Famous anchor tells students to give

Michael Gsovski

Jim Lehrer, the host of PBS’s “The NewsHour With Jim Lehrer,” discussed journalism, and the “revolution” within it Wednesday afternoon in the half-full McCormick Auditorium in Norris University Center.

“Revolutions are seldom pleasant,” Lehrer said. “The screams from newsrooms are those of panic.”

But like any good journalist, his introduction was quickly followed by a summary of his findings: that the demise of mainstream media may be exaggerated.

“I think we have fear itself to fear,” Lehrer said. “The bloggers are commentators, the search engines search. In the beginning, there must be journalism.”

Lehrer spoke as this year’s Minow Visiting Professor in Communications. He is most known for his work on “NewsHour,” which he co-founded with Robert MacNeil in 1982 and has hosted ever since. Lehrer also has hosted 10 presidential debates and written 17 novels, two memoirs and three plays.

The Minow professorship was established by Northwestern alumni Josephine Minow and Newton N. Minow. Previous visiting professors included Walter Cronkite, Frank Rich and Judy Woodruff.

“No one better embodies the ideals of the Minow professorship,” said John Lavine, dean of Medill. “Along with Edward R. Murrow and Walter Cronkite, (Lehrer) is one of the greatest anchors of his or any age.”

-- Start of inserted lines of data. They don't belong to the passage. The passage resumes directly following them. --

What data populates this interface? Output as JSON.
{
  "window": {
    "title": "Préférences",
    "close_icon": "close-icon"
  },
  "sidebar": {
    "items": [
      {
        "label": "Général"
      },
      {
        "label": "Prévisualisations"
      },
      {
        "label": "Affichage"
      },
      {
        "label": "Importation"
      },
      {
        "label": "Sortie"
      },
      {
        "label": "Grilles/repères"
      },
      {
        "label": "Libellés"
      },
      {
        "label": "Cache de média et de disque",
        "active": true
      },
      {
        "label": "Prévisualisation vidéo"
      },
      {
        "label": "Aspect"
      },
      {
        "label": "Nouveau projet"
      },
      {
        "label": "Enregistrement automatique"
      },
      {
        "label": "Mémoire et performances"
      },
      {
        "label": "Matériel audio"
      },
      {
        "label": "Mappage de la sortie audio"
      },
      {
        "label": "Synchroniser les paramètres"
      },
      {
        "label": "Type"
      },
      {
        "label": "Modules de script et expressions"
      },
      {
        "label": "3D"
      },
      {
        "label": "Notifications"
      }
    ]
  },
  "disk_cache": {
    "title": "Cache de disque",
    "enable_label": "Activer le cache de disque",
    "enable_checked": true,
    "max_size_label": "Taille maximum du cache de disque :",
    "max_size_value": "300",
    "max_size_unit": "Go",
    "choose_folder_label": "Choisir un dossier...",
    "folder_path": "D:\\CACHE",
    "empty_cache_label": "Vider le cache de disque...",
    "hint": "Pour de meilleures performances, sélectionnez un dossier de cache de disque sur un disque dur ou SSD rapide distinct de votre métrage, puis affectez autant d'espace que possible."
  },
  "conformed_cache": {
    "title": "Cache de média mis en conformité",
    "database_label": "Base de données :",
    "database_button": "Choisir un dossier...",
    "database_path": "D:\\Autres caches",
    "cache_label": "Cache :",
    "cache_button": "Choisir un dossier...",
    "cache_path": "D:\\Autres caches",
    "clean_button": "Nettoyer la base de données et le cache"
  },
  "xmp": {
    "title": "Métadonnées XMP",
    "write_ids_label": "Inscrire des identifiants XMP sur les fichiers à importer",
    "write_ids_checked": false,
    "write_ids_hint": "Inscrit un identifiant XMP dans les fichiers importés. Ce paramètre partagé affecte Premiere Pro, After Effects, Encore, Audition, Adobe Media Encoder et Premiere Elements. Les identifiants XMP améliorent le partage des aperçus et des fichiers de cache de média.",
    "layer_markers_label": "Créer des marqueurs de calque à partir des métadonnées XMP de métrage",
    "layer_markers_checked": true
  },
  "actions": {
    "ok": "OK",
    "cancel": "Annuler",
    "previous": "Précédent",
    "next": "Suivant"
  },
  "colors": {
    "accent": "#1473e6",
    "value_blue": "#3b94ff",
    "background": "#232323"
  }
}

Lehrer began by lauding Newton Minow, a longtime NU professor and former Federal Communications Commission chairman, who famously called television “a vast wasteland.”

“He is the guiding spirit of all of us trying to make something meaningful on television,” Lehrer said. “Simply, directly and accurately put, Newt is a hero to the people.”

Lehrer said that while journalism itself is in no danger of disappearing, the quality of journalism has to be maintained, if not improved.

“Enlightened discourse is not flourishing in this land,” Lehrer said. “The growing result is Americans of all ages turning away from politics.”

He then answered questions from the audience on topics ranging from the emergence of citizen journalists to Dan Rather’s lawsuit against CBS.

However, Lehrer became the most animated when he answered a Medill senior’s concerns about classmates who are not planning to pursue a career in journalism. Lehrer said that despite the low salaries people should “give it a whirl,” both because of the public good and because of the unique experience journalism provides.

“It’s chasing fire engines,” Lehrer said. “It’s following the sirens and asking ‘What happened? Why are all the sirens going off?'”

Some students attended to report on the event for classes, while others went on their own volition.

Medill graduate student Mary Seltzersaid she grew up watching Lehrer’s show.

“I respect (Lehrer),” Seltzer said. “I think he’s getting feistier the older he gets, which I like.”

Erin Edwards, a Medill graduate student, had a recorder in her hand and said she was looking for a story.

“We have an audio report to do tomorrow morning for our newswriting class,” Edwards said. “I’m here to talk to at least three people and get an audience reaction.”

Lehrer said he was impressed with the Medill students he had met at a lunch earlier that afternoon.

“They were well informed, curious and they express themselves very well,” he said.

Reach Michael Gsovski at [email protected]